But what about “brute force attacking your REST API”? This is the same as it’s always been if you’re using Shield – any attacker that tries this will meet Shield’s defenses and eventually be blocked from the site entirely.
Furthermore, added to all of this is the fact that if you never add an App password to a user account, the system will never try to authenticate through the App Password system anyway.
Is there a need to disable the App Password system? Simply put, no. Our view on this may evolve over time as we learn more and the app password system evolves, but for now, disabling the system appears to be unnecessary.
Exploring The Real World Challenges Of Application Passwords
Adapting Shield to handle WordPress’ new Application Passwords started after a discussion with a client about how Shield was blocking Zapier requests.
As we discussed earlier, blocking these request was to be expected.
With ShieldPRO 10.1.4, we have full support for application passwords so these requests wont be interrupted. But, it’ll still depends on a few things.
If you’ll remember earlier we talked about some of the limitations, which was that only XML-RPC and REST API requests were considered “applications”, for this purpose.
What if your 3rd party plugin uses neither of these channels to work with the site?
There’s bad news and there’s good news.
First the bad news: it’s not going to work.
Application passwords are only processed if the service is using one of these 2 channels.
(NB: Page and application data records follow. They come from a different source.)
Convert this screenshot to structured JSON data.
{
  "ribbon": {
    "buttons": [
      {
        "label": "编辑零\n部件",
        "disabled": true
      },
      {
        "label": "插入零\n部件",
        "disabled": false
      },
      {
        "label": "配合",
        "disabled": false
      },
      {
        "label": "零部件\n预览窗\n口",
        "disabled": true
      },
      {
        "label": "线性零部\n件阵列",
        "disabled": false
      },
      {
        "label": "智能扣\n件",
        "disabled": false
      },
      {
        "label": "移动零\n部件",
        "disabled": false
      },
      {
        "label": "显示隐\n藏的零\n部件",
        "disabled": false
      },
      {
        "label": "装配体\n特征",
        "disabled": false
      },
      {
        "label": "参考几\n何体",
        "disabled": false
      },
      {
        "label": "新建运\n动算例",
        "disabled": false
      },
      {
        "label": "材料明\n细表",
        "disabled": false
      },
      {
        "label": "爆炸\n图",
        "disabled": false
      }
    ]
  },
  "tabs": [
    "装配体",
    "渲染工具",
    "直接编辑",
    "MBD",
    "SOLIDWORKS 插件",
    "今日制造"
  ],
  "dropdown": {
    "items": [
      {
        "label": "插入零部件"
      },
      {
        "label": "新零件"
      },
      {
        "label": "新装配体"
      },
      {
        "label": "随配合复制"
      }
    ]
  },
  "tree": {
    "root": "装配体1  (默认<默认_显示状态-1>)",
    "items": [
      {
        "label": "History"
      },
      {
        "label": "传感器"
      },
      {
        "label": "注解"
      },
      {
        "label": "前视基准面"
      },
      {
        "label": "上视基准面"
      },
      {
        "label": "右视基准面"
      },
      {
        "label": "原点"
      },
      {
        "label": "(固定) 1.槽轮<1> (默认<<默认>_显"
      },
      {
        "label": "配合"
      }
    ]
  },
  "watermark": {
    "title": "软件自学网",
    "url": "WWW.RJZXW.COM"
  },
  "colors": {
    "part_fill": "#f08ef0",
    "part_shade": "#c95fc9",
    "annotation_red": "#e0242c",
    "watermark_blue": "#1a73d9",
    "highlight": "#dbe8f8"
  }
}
The service provider will need to update their implementation to take account of this, before any of this will work.
Now the good news: WordPress offers the ability to flag a request as an “application request” on-the-fly, even though it’s neither XML-RPC nor REST.
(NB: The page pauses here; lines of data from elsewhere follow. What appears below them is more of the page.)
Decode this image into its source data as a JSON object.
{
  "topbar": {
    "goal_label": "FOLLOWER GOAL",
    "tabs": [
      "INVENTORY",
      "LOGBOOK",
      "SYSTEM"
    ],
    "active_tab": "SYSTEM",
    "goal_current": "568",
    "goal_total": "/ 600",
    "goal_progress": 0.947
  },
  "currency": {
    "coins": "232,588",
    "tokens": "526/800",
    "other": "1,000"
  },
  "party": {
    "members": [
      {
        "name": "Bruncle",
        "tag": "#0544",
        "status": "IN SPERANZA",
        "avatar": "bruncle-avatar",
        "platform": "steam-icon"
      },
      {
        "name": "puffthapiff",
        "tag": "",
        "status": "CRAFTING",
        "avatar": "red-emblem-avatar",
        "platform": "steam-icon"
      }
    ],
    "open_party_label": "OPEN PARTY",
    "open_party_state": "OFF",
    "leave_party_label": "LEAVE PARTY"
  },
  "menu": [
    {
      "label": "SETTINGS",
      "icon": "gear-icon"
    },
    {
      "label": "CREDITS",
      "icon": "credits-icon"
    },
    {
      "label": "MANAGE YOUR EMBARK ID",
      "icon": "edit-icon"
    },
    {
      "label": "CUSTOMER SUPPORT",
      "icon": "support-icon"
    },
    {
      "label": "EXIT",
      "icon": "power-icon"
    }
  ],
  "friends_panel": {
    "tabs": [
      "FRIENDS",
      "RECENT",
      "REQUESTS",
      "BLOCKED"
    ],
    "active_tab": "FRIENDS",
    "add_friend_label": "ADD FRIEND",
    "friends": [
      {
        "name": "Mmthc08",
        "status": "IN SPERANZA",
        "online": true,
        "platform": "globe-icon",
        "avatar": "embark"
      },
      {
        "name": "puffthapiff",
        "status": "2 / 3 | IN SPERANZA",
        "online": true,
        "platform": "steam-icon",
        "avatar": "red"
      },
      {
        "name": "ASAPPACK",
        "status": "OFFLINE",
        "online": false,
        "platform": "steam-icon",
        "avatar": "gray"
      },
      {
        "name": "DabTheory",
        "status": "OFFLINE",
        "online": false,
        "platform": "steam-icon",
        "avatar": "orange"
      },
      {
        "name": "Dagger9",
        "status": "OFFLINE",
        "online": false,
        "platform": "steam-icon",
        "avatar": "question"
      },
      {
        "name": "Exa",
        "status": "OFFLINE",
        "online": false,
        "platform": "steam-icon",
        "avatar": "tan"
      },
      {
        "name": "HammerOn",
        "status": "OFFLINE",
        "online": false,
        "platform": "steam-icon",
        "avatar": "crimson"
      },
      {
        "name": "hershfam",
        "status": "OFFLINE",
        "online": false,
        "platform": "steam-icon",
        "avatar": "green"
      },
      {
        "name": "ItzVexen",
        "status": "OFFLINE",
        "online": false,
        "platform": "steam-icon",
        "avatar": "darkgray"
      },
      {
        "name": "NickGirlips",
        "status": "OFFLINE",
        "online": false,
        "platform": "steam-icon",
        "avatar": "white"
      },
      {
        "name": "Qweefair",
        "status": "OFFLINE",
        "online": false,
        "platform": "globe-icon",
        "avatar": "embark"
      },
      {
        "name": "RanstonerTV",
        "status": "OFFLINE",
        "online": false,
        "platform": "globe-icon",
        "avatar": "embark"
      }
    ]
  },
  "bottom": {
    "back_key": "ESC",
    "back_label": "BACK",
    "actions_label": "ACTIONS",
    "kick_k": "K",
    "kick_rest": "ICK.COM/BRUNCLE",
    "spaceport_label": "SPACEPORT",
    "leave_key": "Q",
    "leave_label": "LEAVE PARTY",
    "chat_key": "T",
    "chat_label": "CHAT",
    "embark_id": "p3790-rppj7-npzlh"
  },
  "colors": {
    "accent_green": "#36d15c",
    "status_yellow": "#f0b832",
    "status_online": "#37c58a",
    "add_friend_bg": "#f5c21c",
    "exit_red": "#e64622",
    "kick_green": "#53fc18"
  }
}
Using a WP filter you can mark a request so that the password will be run through the application password verification, also.
How can this be achieved? We’ve provided some sample code below in the form of a Github Gist.
If you’re talking with a service provider, like Zapier, and they don’t use XML-RPC or the REST API, you can point them to this code as a simple example to help them integrate Application Passwords into their service plugins.
Official support for Application Passwords in WordPress 5.6 is very welcome, indeed. There are plenty of scenarios where this will prove very useful and we hope that the uptake will be strong across service providers.
As always with anything new, there is a learning curve and while we believe we’ve capture the essence of Applications Passwords within Shield, there may be areas we’ve missed. Drop us a line if you see any issues or have any feedback on areas to improve.